This Easter marks the 85th anniversary of the 1916 Easter Rising in Dublin (Ireland) against British imperialist rule. The outstanding leader of that movement was James Connolly. There have been many attempts to portray him simply as an Irish nationalist. But Connolly was, first and foremost, a militant workers' leader and a Marxist. He alone in the annals of the British and Irish Labour Movement succeeded in developing the ideas of Marxism.

The devolved assembly at Stormont was suspended for the fourth time six months ago in October 2002. Now Blair, Ahern, Adams and Trimble are attempting to raise it from its coffin once more.
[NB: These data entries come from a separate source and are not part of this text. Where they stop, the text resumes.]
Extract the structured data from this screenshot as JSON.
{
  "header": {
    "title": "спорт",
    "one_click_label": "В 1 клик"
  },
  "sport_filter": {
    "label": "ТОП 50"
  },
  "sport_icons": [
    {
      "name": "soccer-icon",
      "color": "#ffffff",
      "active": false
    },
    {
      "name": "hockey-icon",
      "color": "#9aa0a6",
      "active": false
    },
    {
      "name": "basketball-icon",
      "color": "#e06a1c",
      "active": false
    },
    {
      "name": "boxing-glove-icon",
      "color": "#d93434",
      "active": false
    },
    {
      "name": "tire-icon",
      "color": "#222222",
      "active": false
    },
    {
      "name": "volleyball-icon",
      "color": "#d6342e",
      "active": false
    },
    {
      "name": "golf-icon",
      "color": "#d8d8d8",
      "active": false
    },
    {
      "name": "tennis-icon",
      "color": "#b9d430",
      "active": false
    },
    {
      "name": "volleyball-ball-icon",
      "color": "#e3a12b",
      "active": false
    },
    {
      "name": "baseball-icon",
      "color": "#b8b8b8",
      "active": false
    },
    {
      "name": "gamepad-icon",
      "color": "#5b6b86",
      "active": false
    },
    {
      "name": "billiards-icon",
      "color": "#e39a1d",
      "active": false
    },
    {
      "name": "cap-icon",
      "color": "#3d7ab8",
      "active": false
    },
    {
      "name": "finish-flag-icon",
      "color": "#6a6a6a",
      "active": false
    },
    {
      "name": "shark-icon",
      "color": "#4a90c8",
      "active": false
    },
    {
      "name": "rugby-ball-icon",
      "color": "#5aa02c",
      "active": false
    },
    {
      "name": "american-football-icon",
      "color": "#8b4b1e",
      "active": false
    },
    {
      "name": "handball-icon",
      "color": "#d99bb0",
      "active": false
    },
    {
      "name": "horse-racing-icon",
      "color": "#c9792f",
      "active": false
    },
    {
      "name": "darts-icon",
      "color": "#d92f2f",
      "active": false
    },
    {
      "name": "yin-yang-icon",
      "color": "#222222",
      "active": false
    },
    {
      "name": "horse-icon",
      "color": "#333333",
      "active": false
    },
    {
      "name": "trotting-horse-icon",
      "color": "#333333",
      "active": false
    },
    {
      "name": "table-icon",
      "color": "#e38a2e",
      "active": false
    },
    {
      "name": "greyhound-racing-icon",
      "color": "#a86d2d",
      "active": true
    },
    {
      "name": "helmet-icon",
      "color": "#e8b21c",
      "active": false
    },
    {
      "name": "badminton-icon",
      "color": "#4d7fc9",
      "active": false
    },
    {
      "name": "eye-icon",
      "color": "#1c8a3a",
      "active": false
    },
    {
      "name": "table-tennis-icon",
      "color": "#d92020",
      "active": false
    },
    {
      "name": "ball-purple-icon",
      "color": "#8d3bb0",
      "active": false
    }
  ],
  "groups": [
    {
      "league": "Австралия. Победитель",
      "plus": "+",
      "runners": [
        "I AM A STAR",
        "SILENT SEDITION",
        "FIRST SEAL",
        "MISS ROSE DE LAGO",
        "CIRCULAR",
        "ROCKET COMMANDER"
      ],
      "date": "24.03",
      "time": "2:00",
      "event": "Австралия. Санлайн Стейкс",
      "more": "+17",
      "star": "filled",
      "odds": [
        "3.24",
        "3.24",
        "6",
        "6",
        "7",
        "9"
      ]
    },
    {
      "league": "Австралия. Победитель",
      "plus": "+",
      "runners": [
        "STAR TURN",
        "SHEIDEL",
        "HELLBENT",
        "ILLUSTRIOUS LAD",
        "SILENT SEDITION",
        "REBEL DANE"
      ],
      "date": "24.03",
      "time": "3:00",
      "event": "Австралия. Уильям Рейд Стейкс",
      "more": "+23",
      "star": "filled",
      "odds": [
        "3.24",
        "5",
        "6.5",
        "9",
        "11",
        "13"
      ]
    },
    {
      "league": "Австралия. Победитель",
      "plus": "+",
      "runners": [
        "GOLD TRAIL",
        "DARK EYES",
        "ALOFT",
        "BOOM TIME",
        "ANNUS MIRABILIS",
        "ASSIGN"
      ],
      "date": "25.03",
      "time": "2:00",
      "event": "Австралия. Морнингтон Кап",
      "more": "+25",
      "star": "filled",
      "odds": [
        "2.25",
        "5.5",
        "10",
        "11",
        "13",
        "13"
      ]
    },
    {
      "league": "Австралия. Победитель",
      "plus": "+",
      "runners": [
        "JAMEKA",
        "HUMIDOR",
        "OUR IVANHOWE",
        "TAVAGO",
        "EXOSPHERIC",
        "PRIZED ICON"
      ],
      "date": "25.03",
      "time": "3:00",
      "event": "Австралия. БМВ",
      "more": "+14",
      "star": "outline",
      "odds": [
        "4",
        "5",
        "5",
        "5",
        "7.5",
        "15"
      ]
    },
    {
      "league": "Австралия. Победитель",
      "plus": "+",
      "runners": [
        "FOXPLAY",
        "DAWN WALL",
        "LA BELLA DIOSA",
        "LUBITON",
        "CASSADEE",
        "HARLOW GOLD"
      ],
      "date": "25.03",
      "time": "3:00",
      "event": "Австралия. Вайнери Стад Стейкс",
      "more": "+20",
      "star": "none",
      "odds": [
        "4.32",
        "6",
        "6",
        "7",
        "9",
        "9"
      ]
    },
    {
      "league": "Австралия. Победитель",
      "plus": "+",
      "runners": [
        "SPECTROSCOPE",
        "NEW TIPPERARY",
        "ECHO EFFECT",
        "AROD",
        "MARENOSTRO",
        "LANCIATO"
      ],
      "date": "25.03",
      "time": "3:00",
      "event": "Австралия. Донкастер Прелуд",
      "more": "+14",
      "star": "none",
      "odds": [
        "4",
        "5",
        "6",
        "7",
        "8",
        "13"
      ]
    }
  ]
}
Democracy, or what passes for it in Belfast, can be switched on and off like a tap it seems. The Stormont assembly represents not an attempt to solve the problems facing ordinary working people, but a scheme to share power between representatives of the main sectarian parties.

In Southern Ireland the economic miracle is well and truly over. As we have predicted and explained for some time now, the Celtic Tiger phenomenon did not mean that capitalism had solved any of its contradictions. Now in the context of a declining world market the only road open to the bosses to protect their profits will be an assault on workers living standards.